Avatar map
Map of the four nations seen in the show.

The Avatar is the only one who can control all four elements but he disappeared 100 years ago, allowing the Fire Nation to invade the other nations in an attempt to take over the world.
100 years after the Avatar’s disappearance, Water Tribe siblings Katara and Sokka discover the Avatar, a kid named Aang, frozen in ice.
After freeing him the three set out on an adventure to stop the Fire Nation and save the world.
This is a really great premise and it is helped by the show’s storytelling, with each episode expanding our knowledge of the show’s world and its characters.
In fact, the characters are some of the best out of any show I have ever seen.
Every character stands out, from the heroes to the villains.
Aang is a lovable naive kid with a great moral code, Katara is a motherly figure who stands up for her friends and Sokka may be the comedic relief  but he is also incredibly smart and is extremely useful to the group.
Chasing after them is Prince of The Fire Nation Zuko and his uncle Iroh.
These two are easily the best characters in the series, with Iroh coming across as the kind old man who anyone would like to have as their uncle and Zuko has, in my opinion, the greatest character arc of any character I have ever seen.
If you compare Zuko from the start of the show to the end he is a completely different person and watching him make this journey of personal growth across the series was nothing short of enthralling.
And as the show went on even more great characters appeared like Toph, Azula, Suki, Ozai and many more.
I could literally make an entire post about why these characters are so good.
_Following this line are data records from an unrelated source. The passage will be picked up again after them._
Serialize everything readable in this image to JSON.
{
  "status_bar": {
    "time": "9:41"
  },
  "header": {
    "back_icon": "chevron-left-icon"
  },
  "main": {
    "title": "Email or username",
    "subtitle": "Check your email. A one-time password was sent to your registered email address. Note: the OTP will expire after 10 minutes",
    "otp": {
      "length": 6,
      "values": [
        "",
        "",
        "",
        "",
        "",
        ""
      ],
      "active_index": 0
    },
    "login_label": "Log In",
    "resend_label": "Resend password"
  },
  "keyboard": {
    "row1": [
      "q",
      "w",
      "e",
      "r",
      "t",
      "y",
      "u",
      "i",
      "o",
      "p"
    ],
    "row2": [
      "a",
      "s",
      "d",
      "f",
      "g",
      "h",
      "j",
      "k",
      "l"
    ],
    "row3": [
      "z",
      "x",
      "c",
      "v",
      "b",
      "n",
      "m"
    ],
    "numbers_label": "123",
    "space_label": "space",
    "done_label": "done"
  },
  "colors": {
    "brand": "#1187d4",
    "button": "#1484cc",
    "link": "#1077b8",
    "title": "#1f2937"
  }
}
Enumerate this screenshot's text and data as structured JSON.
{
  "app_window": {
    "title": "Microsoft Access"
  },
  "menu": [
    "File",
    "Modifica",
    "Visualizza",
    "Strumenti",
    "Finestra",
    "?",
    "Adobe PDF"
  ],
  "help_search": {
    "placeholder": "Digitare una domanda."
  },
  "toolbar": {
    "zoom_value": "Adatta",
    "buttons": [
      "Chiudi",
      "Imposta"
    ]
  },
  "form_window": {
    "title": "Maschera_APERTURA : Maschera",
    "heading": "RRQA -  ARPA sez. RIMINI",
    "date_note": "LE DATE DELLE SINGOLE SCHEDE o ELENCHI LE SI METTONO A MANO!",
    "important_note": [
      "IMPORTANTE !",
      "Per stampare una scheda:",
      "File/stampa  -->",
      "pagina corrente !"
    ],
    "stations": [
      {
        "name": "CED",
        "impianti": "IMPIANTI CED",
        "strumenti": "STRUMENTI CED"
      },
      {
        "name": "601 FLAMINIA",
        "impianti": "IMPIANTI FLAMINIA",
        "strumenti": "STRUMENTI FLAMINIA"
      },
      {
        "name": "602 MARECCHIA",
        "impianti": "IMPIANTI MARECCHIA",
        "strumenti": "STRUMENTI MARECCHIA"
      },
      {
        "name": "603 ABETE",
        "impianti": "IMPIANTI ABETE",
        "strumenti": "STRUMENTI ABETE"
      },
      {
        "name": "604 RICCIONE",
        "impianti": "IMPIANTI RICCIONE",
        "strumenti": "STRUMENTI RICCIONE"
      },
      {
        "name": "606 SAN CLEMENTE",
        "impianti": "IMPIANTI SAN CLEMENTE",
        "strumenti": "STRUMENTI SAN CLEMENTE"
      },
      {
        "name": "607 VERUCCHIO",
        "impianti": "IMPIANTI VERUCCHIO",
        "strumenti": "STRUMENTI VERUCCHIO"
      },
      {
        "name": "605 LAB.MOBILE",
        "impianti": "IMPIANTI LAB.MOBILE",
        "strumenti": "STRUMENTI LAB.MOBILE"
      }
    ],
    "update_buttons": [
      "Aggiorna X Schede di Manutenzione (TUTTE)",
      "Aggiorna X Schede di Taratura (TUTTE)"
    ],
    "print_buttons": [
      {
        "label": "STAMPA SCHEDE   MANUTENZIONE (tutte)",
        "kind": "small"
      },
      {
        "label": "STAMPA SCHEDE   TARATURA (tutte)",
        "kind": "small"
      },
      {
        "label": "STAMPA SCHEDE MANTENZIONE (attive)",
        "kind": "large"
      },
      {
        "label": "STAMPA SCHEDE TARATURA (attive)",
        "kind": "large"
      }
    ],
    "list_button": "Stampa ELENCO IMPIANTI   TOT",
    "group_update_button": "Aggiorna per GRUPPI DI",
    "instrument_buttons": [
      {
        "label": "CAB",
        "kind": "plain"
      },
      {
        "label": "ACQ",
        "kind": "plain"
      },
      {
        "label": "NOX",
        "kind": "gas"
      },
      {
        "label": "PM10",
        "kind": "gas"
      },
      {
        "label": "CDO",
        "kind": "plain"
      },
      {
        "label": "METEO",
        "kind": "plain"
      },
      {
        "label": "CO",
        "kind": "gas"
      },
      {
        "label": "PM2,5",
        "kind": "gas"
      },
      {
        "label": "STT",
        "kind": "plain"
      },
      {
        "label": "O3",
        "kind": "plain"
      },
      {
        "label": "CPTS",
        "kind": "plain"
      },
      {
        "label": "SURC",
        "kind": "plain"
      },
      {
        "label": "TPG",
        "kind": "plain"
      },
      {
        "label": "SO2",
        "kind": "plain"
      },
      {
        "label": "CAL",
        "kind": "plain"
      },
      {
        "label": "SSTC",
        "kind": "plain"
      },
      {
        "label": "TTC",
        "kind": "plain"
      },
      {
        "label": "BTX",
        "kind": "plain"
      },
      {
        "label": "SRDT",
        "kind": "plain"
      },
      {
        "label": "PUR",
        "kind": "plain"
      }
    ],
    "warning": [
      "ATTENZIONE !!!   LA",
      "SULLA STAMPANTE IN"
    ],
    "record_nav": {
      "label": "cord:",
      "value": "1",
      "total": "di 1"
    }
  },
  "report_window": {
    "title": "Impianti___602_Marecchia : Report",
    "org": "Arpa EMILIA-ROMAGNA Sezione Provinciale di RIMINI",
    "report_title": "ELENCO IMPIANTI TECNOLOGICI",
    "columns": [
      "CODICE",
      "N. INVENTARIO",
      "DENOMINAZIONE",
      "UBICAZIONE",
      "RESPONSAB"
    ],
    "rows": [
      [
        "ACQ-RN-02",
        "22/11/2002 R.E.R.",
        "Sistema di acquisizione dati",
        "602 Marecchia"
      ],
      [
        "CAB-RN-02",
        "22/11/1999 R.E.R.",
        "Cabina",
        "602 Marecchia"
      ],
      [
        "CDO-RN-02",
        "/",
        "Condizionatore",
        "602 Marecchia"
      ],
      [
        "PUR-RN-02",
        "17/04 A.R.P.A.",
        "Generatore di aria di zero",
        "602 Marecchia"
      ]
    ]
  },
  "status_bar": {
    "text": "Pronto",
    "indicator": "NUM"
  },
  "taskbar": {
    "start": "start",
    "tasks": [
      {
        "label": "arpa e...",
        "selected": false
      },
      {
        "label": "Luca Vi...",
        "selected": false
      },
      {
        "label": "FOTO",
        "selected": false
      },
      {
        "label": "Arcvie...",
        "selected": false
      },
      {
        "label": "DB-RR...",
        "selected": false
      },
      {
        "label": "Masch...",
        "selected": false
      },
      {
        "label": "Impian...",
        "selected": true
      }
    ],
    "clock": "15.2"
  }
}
Team Avatar
The three main characters Aang, Katara and Sokka along with their pets Appa and Momo.

These great characters mixed with the intriguing story make for some fantastic episodes that are some of the best TV I have seen, like The Storm, The Crossroads of Destiny and The Southern Raiders.
Even the filler episodes are great.
Avatar Day has nothing to do with the main plot, yet it is a great episode because of its intriguing mystery plot and funny moments.
And then there is The Ember Island Players, which is literally the only good recap episode I can remember.
This episode actually did something creative with the idea, turning it completely on its head.
When making a recap episode, The Ember Island Players should be set as the standard for what makes a great one.

the ember island players
The Ember Island players in the only recap episode that ever had me invested.

There were only a few stumbles with episodes like The Great Divide, and Nightmares and Daydreams but these episodes do not detract from the overall greatness of the show.
The show is further improved by its soundtrack, animation and themes, all of which are excellent.
The soundtrack and animation are so unique in their style that if I stumbled across the show on TV I would instantly know I was watching Avatar: The Last Airbender.
The themes of the show are also presented really well covering spirituality and balance.
All of this greatness culminates in the four part series finale Sozin’s Comet.
It feels like the creators of the show were holding back on the music and animation until the finale because the music and animation on display in these final four episodes is nothing short of fantastic.
The themes are also best displayed in these episodes and the characters go really well with them, especially Aang, who had a great character arc in these final episodes.
If you watch the final four episodes, I would suggest you watch them all together because it feels like you are watching a movie.
Sozin’s Comet was a fantastic way to end the series, which is surprising considering most shows go on for too long or have lackluster finales, while Avatar: The Last Airbender ended its story perfectly.

Avatar State
the four part Sozin’s Comet was a fantastic way to end the series

Honestly, I cannot recommend Avatar: The Last Airbender enough.
I loved the show and it left me wanting more so I cannot wait to check out its follow up series The Legend of Korra.
Avatar: The Last Airbender is a fantastic show that deserves recognition for the epic story that it is.